Problem to work on
Give back exactly the lines spanning from the one containing "What's the underlying" to the final line of the records below, and no others.

Extracted material
╔══

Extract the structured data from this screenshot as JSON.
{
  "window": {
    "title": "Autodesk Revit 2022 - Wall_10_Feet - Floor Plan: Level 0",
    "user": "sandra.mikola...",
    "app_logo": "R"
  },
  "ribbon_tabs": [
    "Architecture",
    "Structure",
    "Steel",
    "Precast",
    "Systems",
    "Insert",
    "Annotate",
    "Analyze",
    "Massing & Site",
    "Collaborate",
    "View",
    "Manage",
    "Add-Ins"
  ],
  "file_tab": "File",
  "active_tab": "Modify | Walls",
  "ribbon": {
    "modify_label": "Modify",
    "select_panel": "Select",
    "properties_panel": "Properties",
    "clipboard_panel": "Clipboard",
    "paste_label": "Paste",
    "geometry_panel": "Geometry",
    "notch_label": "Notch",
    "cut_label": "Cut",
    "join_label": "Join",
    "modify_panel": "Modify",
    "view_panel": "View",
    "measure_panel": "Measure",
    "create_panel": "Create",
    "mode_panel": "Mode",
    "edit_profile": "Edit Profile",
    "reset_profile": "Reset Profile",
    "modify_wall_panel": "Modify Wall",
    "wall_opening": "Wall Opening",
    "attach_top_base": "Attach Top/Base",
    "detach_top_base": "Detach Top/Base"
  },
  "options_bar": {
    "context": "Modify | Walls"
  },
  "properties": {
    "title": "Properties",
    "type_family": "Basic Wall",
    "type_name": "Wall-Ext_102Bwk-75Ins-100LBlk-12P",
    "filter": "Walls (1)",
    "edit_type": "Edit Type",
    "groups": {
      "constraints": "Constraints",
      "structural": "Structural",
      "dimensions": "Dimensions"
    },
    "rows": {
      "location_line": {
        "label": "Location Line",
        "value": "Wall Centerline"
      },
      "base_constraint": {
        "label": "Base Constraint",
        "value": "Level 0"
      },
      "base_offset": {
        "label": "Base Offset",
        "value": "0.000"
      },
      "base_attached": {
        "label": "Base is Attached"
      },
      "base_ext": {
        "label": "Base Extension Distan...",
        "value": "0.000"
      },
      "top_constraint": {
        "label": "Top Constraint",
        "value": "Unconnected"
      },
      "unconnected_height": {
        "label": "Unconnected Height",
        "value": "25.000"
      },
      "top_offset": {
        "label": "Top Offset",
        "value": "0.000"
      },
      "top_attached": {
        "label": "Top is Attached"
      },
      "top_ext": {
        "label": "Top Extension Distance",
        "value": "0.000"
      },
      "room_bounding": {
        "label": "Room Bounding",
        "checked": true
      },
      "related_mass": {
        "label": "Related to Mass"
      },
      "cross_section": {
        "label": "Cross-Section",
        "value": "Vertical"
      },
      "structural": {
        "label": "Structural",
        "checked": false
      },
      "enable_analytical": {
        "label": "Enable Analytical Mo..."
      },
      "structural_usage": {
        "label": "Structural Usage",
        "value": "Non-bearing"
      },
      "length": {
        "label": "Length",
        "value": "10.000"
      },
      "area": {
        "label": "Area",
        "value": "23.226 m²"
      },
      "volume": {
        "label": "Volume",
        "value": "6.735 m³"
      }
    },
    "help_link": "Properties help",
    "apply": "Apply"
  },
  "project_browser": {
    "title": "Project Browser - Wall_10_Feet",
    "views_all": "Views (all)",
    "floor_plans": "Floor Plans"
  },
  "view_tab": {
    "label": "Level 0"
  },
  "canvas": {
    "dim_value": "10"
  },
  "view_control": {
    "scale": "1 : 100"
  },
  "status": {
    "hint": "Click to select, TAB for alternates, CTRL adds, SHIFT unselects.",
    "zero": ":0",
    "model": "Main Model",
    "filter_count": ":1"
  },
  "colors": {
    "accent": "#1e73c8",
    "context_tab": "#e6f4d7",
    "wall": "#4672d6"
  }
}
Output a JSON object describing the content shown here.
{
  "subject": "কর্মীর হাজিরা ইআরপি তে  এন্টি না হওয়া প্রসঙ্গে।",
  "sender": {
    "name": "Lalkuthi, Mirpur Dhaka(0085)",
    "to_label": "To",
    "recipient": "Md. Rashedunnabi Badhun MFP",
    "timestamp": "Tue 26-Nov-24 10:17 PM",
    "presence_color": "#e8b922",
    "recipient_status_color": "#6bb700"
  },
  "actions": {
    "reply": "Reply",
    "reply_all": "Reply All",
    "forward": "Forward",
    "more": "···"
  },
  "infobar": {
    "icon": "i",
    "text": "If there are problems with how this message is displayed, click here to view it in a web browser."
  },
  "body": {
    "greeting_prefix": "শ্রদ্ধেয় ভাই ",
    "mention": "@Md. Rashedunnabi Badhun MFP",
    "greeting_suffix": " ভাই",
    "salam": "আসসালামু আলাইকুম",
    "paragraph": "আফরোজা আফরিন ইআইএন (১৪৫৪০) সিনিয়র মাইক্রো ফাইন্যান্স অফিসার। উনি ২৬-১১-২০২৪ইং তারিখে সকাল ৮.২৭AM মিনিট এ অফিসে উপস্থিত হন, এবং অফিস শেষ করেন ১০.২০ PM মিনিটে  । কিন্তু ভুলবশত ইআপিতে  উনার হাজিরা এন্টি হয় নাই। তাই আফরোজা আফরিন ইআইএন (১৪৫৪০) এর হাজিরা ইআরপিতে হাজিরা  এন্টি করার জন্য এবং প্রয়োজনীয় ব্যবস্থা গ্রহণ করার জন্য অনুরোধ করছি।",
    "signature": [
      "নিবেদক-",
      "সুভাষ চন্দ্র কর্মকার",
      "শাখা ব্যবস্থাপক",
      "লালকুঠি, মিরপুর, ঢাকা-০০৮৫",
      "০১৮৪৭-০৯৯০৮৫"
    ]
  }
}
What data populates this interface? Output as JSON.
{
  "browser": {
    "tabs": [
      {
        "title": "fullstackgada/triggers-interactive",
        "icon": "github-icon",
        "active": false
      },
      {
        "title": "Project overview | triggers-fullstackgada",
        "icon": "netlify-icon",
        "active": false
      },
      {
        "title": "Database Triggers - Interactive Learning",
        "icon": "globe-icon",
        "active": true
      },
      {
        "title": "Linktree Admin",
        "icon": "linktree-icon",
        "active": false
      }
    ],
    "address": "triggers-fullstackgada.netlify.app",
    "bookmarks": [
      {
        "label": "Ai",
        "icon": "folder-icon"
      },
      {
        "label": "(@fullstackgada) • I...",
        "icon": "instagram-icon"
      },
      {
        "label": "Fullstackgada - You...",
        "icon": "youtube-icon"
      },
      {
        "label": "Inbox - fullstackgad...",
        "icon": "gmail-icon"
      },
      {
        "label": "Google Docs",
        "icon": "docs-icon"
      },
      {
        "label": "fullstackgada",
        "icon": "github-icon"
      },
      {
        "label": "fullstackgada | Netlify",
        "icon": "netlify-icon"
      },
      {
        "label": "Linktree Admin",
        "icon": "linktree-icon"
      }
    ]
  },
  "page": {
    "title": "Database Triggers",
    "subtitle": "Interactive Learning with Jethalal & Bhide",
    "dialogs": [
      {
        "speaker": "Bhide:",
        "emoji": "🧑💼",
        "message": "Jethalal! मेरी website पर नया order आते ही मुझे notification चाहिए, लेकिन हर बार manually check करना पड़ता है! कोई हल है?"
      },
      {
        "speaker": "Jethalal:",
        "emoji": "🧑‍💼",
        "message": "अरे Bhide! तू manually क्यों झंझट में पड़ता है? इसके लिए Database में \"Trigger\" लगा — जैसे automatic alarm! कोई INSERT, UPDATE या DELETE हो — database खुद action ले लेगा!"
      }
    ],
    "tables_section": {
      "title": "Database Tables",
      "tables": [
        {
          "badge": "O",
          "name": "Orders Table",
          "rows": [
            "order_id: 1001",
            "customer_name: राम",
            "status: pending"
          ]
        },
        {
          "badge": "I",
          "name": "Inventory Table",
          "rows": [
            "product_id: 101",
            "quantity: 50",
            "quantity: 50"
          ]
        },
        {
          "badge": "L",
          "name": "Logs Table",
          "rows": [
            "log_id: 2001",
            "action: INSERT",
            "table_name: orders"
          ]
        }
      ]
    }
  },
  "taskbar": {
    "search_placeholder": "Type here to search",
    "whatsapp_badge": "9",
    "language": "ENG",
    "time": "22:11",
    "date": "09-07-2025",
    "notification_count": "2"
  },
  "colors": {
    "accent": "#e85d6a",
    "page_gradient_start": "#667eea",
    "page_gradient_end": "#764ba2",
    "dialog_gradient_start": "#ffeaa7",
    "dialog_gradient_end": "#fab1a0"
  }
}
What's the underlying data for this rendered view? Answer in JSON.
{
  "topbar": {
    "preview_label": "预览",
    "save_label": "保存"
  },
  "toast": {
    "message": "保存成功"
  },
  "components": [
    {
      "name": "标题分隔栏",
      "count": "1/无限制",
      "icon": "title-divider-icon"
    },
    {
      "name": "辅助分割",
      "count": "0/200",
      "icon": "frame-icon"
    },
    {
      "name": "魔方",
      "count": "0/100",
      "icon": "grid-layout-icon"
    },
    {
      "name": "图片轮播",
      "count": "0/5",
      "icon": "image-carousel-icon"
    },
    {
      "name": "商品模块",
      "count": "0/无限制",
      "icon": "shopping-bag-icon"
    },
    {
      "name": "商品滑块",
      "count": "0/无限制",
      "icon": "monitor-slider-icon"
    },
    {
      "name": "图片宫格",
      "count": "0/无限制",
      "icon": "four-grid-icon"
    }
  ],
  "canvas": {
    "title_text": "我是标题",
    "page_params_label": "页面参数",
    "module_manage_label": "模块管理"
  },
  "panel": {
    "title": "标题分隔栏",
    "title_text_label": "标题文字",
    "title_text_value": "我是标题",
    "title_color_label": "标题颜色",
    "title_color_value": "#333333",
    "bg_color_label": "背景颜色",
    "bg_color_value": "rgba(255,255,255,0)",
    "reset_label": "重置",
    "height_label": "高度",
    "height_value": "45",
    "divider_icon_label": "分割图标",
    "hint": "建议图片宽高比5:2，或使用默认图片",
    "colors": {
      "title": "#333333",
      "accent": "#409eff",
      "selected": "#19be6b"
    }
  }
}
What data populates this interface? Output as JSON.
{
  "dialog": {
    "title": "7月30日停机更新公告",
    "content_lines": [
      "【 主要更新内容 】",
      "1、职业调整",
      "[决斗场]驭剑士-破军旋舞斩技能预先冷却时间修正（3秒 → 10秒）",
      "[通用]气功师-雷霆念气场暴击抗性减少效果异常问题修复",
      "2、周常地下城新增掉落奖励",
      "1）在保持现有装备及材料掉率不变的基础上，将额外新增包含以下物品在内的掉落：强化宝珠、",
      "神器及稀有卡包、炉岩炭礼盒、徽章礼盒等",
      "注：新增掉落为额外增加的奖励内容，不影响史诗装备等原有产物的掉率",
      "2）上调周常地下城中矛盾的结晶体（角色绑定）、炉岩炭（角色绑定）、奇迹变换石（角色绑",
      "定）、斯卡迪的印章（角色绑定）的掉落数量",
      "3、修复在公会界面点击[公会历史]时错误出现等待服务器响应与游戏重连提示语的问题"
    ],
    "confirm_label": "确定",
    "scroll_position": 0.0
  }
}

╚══

Worked solution
What's the underlying data for this rendered view? Answer in JSON.
{
  "topbar": {
    "preview_label": "预览",
    "save_label": "保存"
  },
  "toast": {
    "message": "保存成功"
  },
  "components": [
    {
      "name": "标题分隔栏",
      "count": "1/无限制",
      "icon": "title-divider-icon"
    },
    {
      "name": "辅助分割",
      "count": "0/200",
      "icon": "frame-icon"
    },
    {
      "name": "魔方",
      "count": "0/100",
      "icon": "grid-layout-icon"
    },
    {
      "name": "图片轮播",
      "count": "0/5",
      "icon": "image-carousel-icon"
    },
    {
      "name": "商品模块",
      "count": "0/无限制",
      "icon": "shopping-bag-icon"
    },
    {
      "name": "商品滑块",
      "count": "0/无限制",
      "icon": "monitor-slider-icon"
    },
    {
      "name": "图片宫格",
      "count": "0/无限制",
      "icon": "four-grid-icon"
    }
  ],
  "canvas": {
    "title_text": "我是标题",
    "page_params_label": "页面参数",
    "module_manage_label": "模块管理"
  },
  "panel": {
    "title": "标题分隔栏",
    "title_text_label": "标题文字",
    "title_text_value": "我是标题",
    "title_color_label": "标题颜色",
    "title_color_value": "#333333",
    "bg_color_label": "背景颜色",
    "bg_color_value": "rgba(255,255,255,0)",
    "reset_label": "重置",
    "height_label": "高度",
    "height_value": "45",
    "divider_icon_label": "分割图标",
    "hint": "建议图片宽高比5:2，或使用默认图片",
    "colors": {
      "title": "#333333",
      "accent": "#409eff",
      "selected": "#19be6b"
    }
  }
}
What data populates this interface? Output as JSON.
{
  "dialog": {
    "title": "7月30日停机更新公告",
    "content_lines": [
      "【 主要更新内容 】",
      "1、职业调整",
      "[决斗场]驭剑士-破军旋舞斩技能预先冷却时间修正（3秒 → 10秒）",
      "[通用]气功师-雷霆念气场暴击抗性减少效果异常问题修复",
      "2、周常地下城新增掉落奖励",
      "1）在保持现有装备及材料掉率不变的基础上，将额外新增包含以下物品在内的掉落：强化宝珠、",
      "神器及稀有卡包、炉岩炭礼盒、徽章礼盒等",
      "注：新增掉落为额外增加的奖励内容，不影响史诗装备等原有产物的掉率",
      "2）上调周常地下城中矛盾的结晶体（角色绑定）、炉岩炭（角色绑定）、奇迹变换石（角色绑",
      "定）、斯卡迪的印章（角色绑定）的掉落数量",
      "3、修复在公会界面点击[公会历史]时错误出现等待服务器响应与游戏重连提示语的问题"
    ],
    "confirm_label": "确定",
    "scroll_position": 0.0
  }
}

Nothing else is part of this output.